Murcia is a small, and for the most part, un-discovered region of Spain. It has, along with its neighbouring province Almeria, one of the driest climates in Spain. Its coast is called the Costa Cálida, meaning the warm coast, and because of its own microclimate, the temperature averages around 5 degrees warmer than the rest of the Mediterranean. Murcia boasts Europe's largest seawater lagoon, the Mar Menor, its waters reputedly having therapeutic qualities. The Mar Menor also attracts plenty of wildlife too and is home to thousands of flamingos during their migration in the autumn.

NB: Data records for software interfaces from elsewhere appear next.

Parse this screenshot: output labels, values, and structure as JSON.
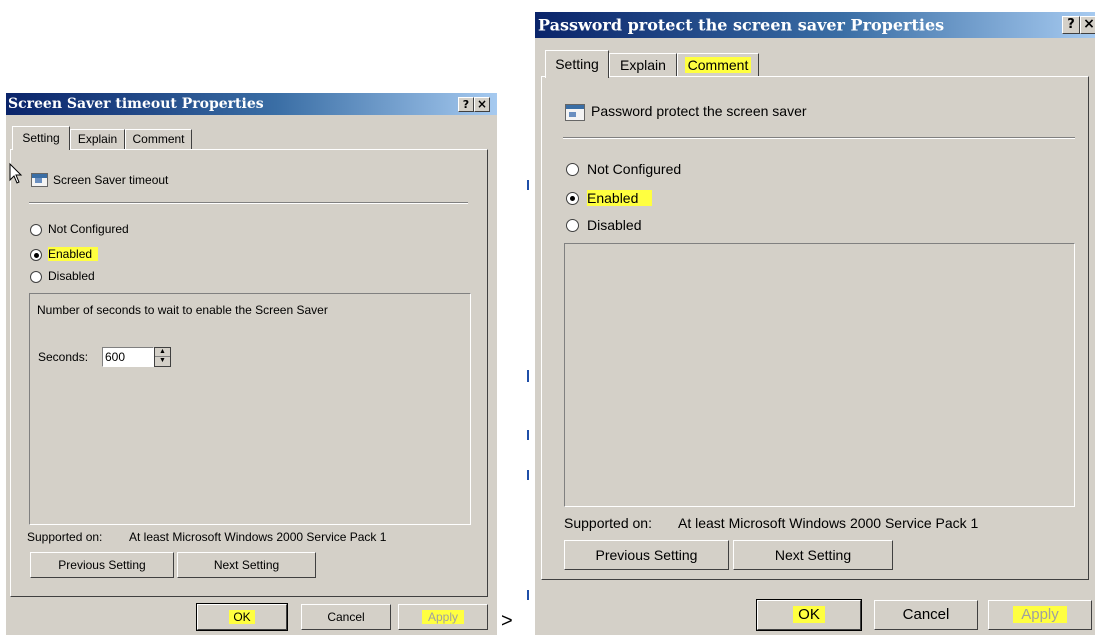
{
  "dialogs": [
    {
      "title": "Screen Saver timeout Properties",
      "help_button": "?",
      "close_button": "×",
      "tabs": [
        "Setting",
        "Explain",
        "Comment"
      ],
      "active_tab": "Setting",
      "policy_name": "Screen Saver timeout",
      "options": [
        "Not Configured",
        "Enabled",
        "Disabled"
      ],
      "selected_option": "Enabled",
      "panel_text": "Number of seconds to wait to enable the Screen Saver",
      "seconds_label": "Seconds:",
      "seconds_value": "600",
      "supported_on_label": "Supported on:",
      "supported_on_value": "At least Microsoft Windows 2000 Service Pack 1",
      "prev_button": "Previous Setting",
      "next_button": "Next Setting",
      "ok_button": "OK",
      "cancel_button": "Cancel",
      "apply_button": "Apply"
    },
    {
      "title": "Password protect the screen saver Properties",
      "help_button": "?",
      "close_button": "×",
      "tabs": [
        "Setting",
        "Explain",
        "Comment"
      ],
      "active_tab": "Setting",
      "policy_name": "Password protect the screen saver",
      "options": [
        "Not Configured",
        "Enabled",
        "Disabled"
      ],
      "selected_option": "Enabled",
      "supported_on_label": "Supported on:",
      "supported_on_value": "At least Microsoft Windows 2000 Service Pack 1",
      "prev_button": "Previous Setting",
      "next_button": "Next Setting",
      "ok_button": "OK",
      "cancel_button": "Cancel",
      "apply_button": "Apply"
    }
  ],
  "between_arrow": ">",
  "colors": {
    "dialog_bg": "#d4d0c8",
    "titlebar_start": "#0a246a",
    "titlebar_end": "#a6caf0",
    "highlight": "#ffff40"
  }
}
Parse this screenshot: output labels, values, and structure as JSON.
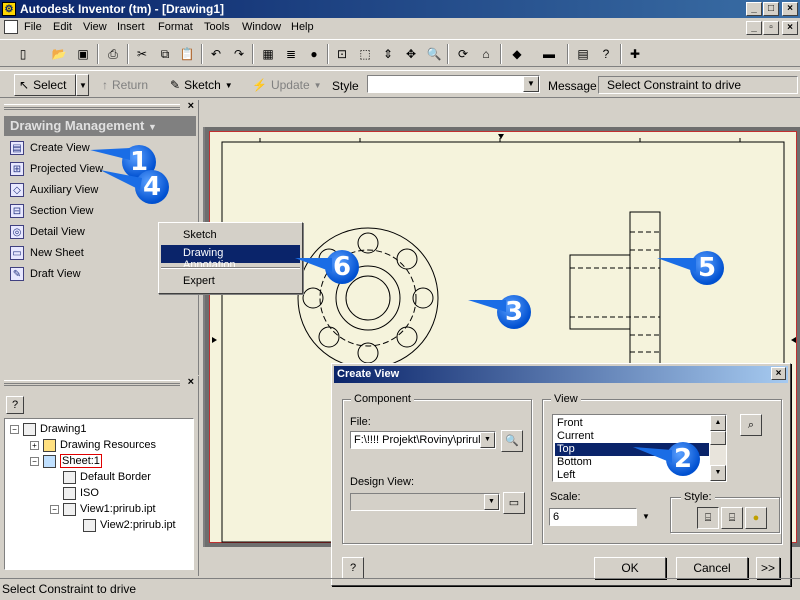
{
  "window": {
    "title": "Autodesk Inventor (tm) - [Drawing1]",
    "min": "_",
    "max": "□",
    "close": "×",
    "doc_min": "_",
    "doc_max": "▫",
    "doc_close": "×"
  },
  "menu": [
    "File",
    "Edit",
    "View",
    "Insert",
    "Format",
    "Tools",
    "Window",
    "Help"
  ],
  "toolbar2": {
    "select": "Select",
    "return": "Return",
    "sketch": "Sketch",
    "update": "Update",
    "style_label": "Style",
    "style_value": "",
    "message_label": "Message",
    "message_value": "Select Constraint to drive"
  },
  "panel": {
    "header": "Drawing Management",
    "close": "×",
    "items": [
      "Create View",
      "Projected View",
      "Auxiliary View",
      "Section View",
      "Detail View",
      "New Sheet",
      "Draft View"
    ]
  },
  "context_menu": [
    "Sketch",
    "Drawing Annotation",
    "Expert"
  ],
  "browser": {
    "close": "×",
    "help": "?",
    "items": [
      "Drawing1",
      "Drawing Resources",
      "Sheet:1",
      "Default Border",
      "ISO",
      "View1:prirub.ipt",
      "View2:prirub.ipt"
    ]
  },
  "callouts": [
    "1",
    "2",
    "3",
    "4",
    "5",
    "6"
  ],
  "dialog": {
    "title": "Create View",
    "close": "×",
    "component_group": "Component",
    "file_label": "File:",
    "file_value": "F:\\!!!! Projekt\\Roviny\\prirul",
    "design_view_label": "Design View:",
    "design_view_value": "",
    "view_group": "View",
    "view_options": [
      "Front",
      "Current",
      "Top",
      "Bottom",
      "Left"
    ],
    "selected_view": "Top",
    "scale_label": "Scale:",
    "scale_value": "6",
    "style_label": "Style:",
    "help": "?",
    "ok": "OK",
    "cancel": "Cancel",
    "more": ">>"
  },
  "status": "Select Constraint to drive",
  "colors": {
    "titlebar": "#0a246a",
    "callout": "#1a6de6",
    "sheet": "#f5f3dc",
    "selection": "#0a246a"
  }
}
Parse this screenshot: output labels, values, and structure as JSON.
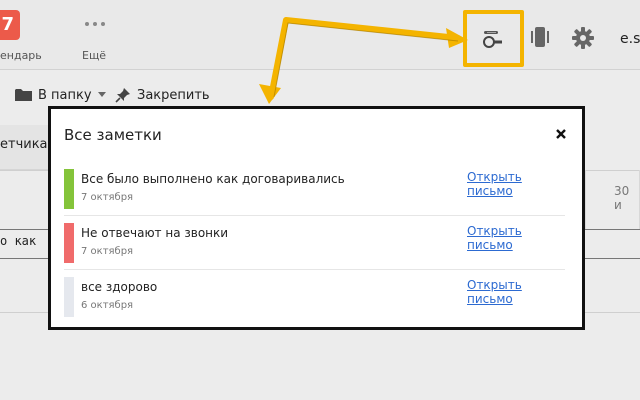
{
  "header": {
    "calendar": {
      "badge": "7",
      "label": "ендарь"
    },
    "more": {
      "label": "Ещё"
    },
    "account": {
      "label": "e.s"
    },
    "icons": [
      "notes-icon",
      "sidebar-toggle-icon",
      "gear-icon",
      "ellipsis-icon"
    ],
    "highlight_color": "#f4b400"
  },
  "toolbar": {
    "folder_label": "В папку",
    "pin_label": "Закрепить"
  },
  "mail_list": {
    "tab_label": "етчика",
    "row_date": "30 и",
    "row_preview": "о как"
  },
  "notes_modal": {
    "title": "Все заметки",
    "close_icon": "close-icon",
    "notes": [
      {
        "text": "Все было выполнено как договаривались",
        "date": "7 октября",
        "link": "Открыть письмо",
        "color": "#84c43a"
      },
      {
        "text": "Не отвечают на звонки",
        "date": "7 октября",
        "link": "Открыть письмо",
        "color": "#f06b6b"
      },
      {
        "text": "все здорово",
        "date": "6 октября",
        "link": "Открыть письмо",
        "color": "#e5e8ee"
      }
    ]
  },
  "annotation": {
    "arrow_color": "#f4b400"
  }
}
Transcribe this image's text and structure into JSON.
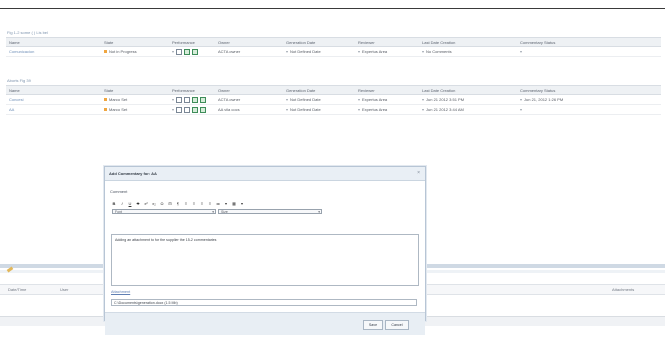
{
  "section1": {
    "title": "Fig 1-2 some ( ) Lis bel",
    "headers": [
      "Name",
      "State",
      "Performance",
      "Owner",
      "Generation Date",
      "Reviewer",
      "Last Date Creation",
      "Commentary Status"
    ],
    "rows": [
      {
        "name": "Comunicacion",
        "state": "Not in Progress",
        "performance": "",
        "owner": "ACTA owner",
        "generation_date": "Not Defined Date",
        "reviewer": "Expertus Area",
        "last_date": "No Comments",
        "commentary": ""
      }
    ]
  },
  "section2": {
    "title": "Aborts Fig 39",
    "headers": [
      "Name",
      "State",
      "Performance",
      "Owner",
      "Generation Date",
      "Reviewer",
      "Last Date Creation",
      "Commentary Status"
    ],
    "rows": [
      {
        "name": "Concesi",
        "state": "Marco Set",
        "performance": "",
        "owner": "ACTA owner",
        "generation_date": "Not Defined Date",
        "reviewer": "Expertus Area",
        "last_date": "Jun 21 2012 3:51 PM",
        "commentary": "Jun 21, 2012 1:26 PM"
      },
      {
        "name": "AA",
        "state": "Marco Set",
        "performance": "",
        "owner": "AA vila cocs",
        "generation_date": "Not Defined Date",
        "reviewer": "Expertus Area",
        "last_date": "Jun 21 2012 3:44 AM",
        "commentary": ""
      }
    ]
  },
  "bottom_table": {
    "headers": [
      "Date/Time",
      "User",
      "Attachments"
    ]
  },
  "dialog": {
    "title": "Add Commentary for: AA",
    "close_symbol": "×",
    "comment_label": "Comment",
    "toolbar": [
      "B",
      "I",
      "U",
      "S",
      "x²",
      "x₂",
      "Ω",
      "⊟",
      "¶",
      "≡",
      "≡",
      "≡",
      "≡",
      "≔",
      "▾",
      "▦",
      "▾"
    ],
    "font_select": "Font",
    "size_select": "Size",
    "editor_text": "Adding an attachment to for the supplier the 15-2 commentaries",
    "attachment_link": "Attachment",
    "attachment_value": "C:\\Documents\\generation.docx (1.5 Mb)",
    "save_label": "Save",
    "cancel_label": "Cancel"
  }
}
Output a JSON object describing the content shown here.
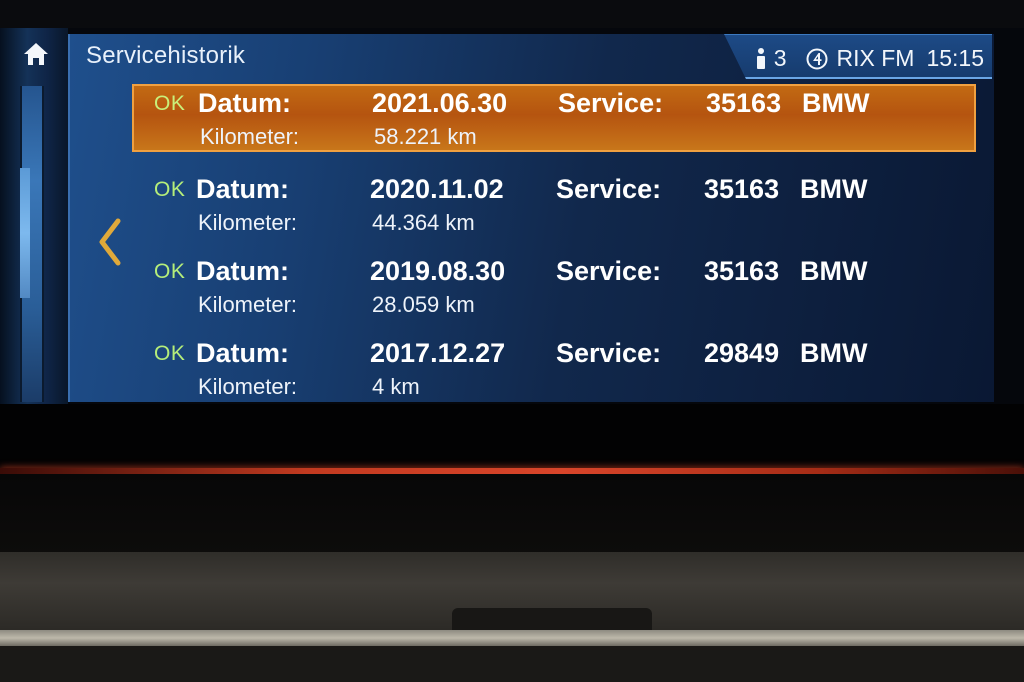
{
  "header": {
    "title": "Servicehistorik",
    "status": {
      "info_count": "3",
      "radio_station": "RIX FM",
      "clock": "15:15"
    }
  },
  "entries": [
    {
      "status": "OK",
      "date_label": "Datum:",
      "date": "2021.06.30",
      "service_label": "Service:",
      "service_code": "35163",
      "brand": "BMW",
      "km_label": "Kilometer:",
      "km": "58.221 km",
      "selected": true
    },
    {
      "status": "OK",
      "date_label": "Datum:",
      "date": "2020.11.02",
      "service_label": "Service:",
      "service_code": "35163",
      "brand": "BMW",
      "km_label": "Kilometer:",
      "km": "44.364 km",
      "selected": false
    },
    {
      "status": "OK",
      "date_label": "Datum:",
      "date": "2019.08.30",
      "service_label": "Service:",
      "service_code": "35163",
      "brand": "BMW",
      "km_label": "Kilometer:",
      "km": "28.059 km",
      "selected": false
    },
    {
      "status": "OK",
      "date_label": "Datum:",
      "date": "2017.12.27",
      "service_label": "Service:",
      "service_code": "29849",
      "brand": "BMW",
      "km_label": "Kilometer:",
      "km": "4 km",
      "selected": false
    }
  ],
  "icons": {
    "home": "home-icon",
    "back": "chevron-left-icon",
    "info": "info-icon",
    "radio": "radio-preset-icon"
  },
  "colors": {
    "accent_selected": "#c26a12",
    "ok_green": "#b5ee7a",
    "panel_blue": "#1f4f8c",
    "back_arrow": "#e0a93a"
  }
}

The historic city of Murcia lies inland about 45 minutes drive from the Mar Menor, and is worth visiting for its many beautiful buildings and historical treasures. The second largest city is the ancient port of Cartagena, a principal naval base of Spain. It was founded by the Carthaginians in the 3rd century BC and the city has done much recently to restore many of its important buildings. Nature lovers should visit the Sierra Espuña National Park, Murcia's best kept secret. It's a mountainous area covered by pine forests and excellent for walking, climbing and mountain biking.